Howell, who was 24 years old at the time of his death, was shot and killed after responding to a domestic dispute where a man had assaulted his daughter, according to a press release from the Lincoln County Sheriff’s Office.While inside the residence,Howell and the suspect exchanged shots. Howell made it to his patrol car and called for assistance before succumbing to his wounds. The suspect was arrested and charged with murder and assault. He was convicted of second degree murder on March 1, 1974 and sentenced to 25 years in prison. He served just over eight years of the sentence.
A memorial service organized by Alan Hoyle was held to honor Howell on the courthouse lawn on Sunday. Former co-workers Russell Hull and Capt. Gene Sain attended the service and shared their memories of Howell.
Hull worked on the same shift as Howell that day and was the first officer on the scene.
“When I got there, I saw his car, but I didn’t see him so I went into the house and I saw John Goins, who is the one who shot him,” Hull said. “I thought he was deceased so I came back out to my car and on my way back out, I went on the other side of John’s car and saw him lying on the ground.
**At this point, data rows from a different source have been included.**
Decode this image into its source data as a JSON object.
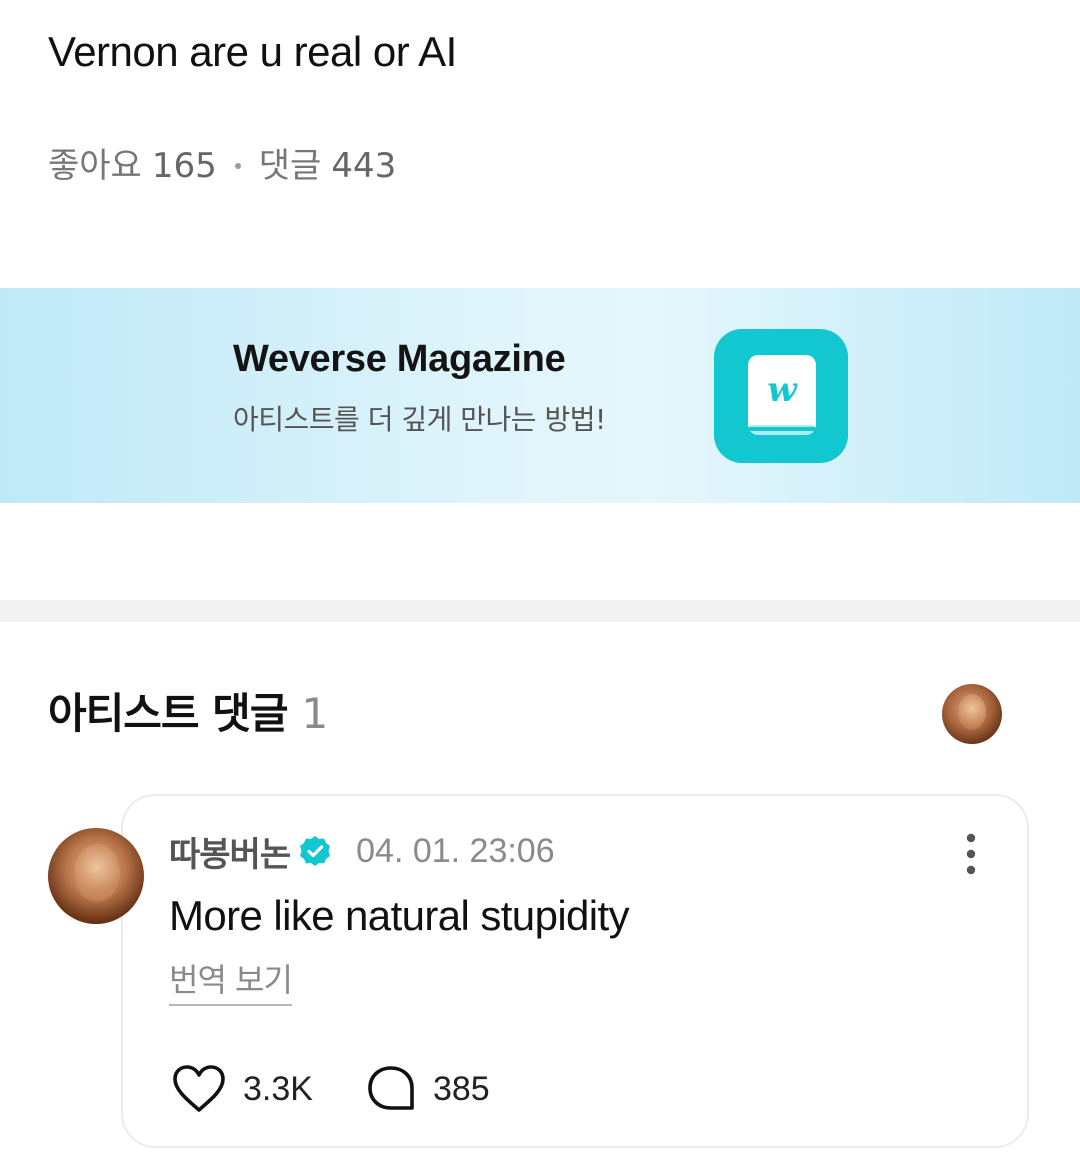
{
  "post": {
    "title": "Vernon are u real or AI",
    "likes_label": "좋아요",
    "likes_count": "165",
    "comments_label": "댓글",
    "comments_count": "443"
  },
  "banner": {
    "title": "Weverse Magazine",
    "subtitle": "아티스트를 더 깊게 만나는 방법!",
    "icon": "weverse-magazine-app-icon",
    "background_color": "#c7ecf8",
    "icon_color": "#12c7cf"
  },
  "artist_comments": {
    "heading": "아티스트 댓글",
    "count": "1",
    "comment": {
      "author": "따봉버논",
      "verified_icon": "verified-badge-icon",
      "timestamp": "04. 01. 23:06",
      "text": "More like natural stupidity",
      "translate_label": "번역 보기",
      "likes": "3.3K",
      "replies": "385",
      "like_icon": "heart-icon",
      "reply_icon": "comment-bubble-icon",
      "more_icon": "more-vertical-icon"
    }
  },
  "colors": {
    "accent": "#12c7cf",
    "muted_text": "#8a8a8a",
    "divider": "#f2f2f2"
  }
}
He had a little small bloody spot on his shirt and a little tear in it. He was shot with a .22 rifle and it nicked his aorta and bounced around inside. He didn’t live too long after that. It was horrible. It devastated all of us.”
"He was my friend,” said Sain, who still works at the Sheriff’s Office. “We worked the second shift together for a while then I went on the third.
“August 26, 46 years ago, was a Saturday,” he said. “I came to work probably about 6 or 7:00, but my shift didn’t start until 10 but I always came in and I would ride with John. I can tell you the last call we went on together. I remember pulling into the jail probably about 3:00 in the morning and John said‘I believe I’ll go home.’ I remember him walking across the parking lot from the jail and he turned around and said, ‘I’ll see you later.’ I said, ‘I’ll see you John.’ I never dreamed that would be the last words we ever spoke. John Howell was a good man, he was my friend, he loved the Sheriff’s Office.”
Howell’s name is on the National Law Enforcement Officers Memorial in Washington, D.C. To date, Howell is the only Lincoln County deputy sheriff who has been killed in the line of duty. Hoyle hopes that a monument can be placed alongside the veteran’s monument in front of the courthouse to honor any Lincoln County law enforcement who die in the line of duty.
“I hope that John Howell’s name will be the only one that will ever be added to this monument,” he said. “For that to happen, I believe it takes all of us from law enforcement to citizens to get it done.”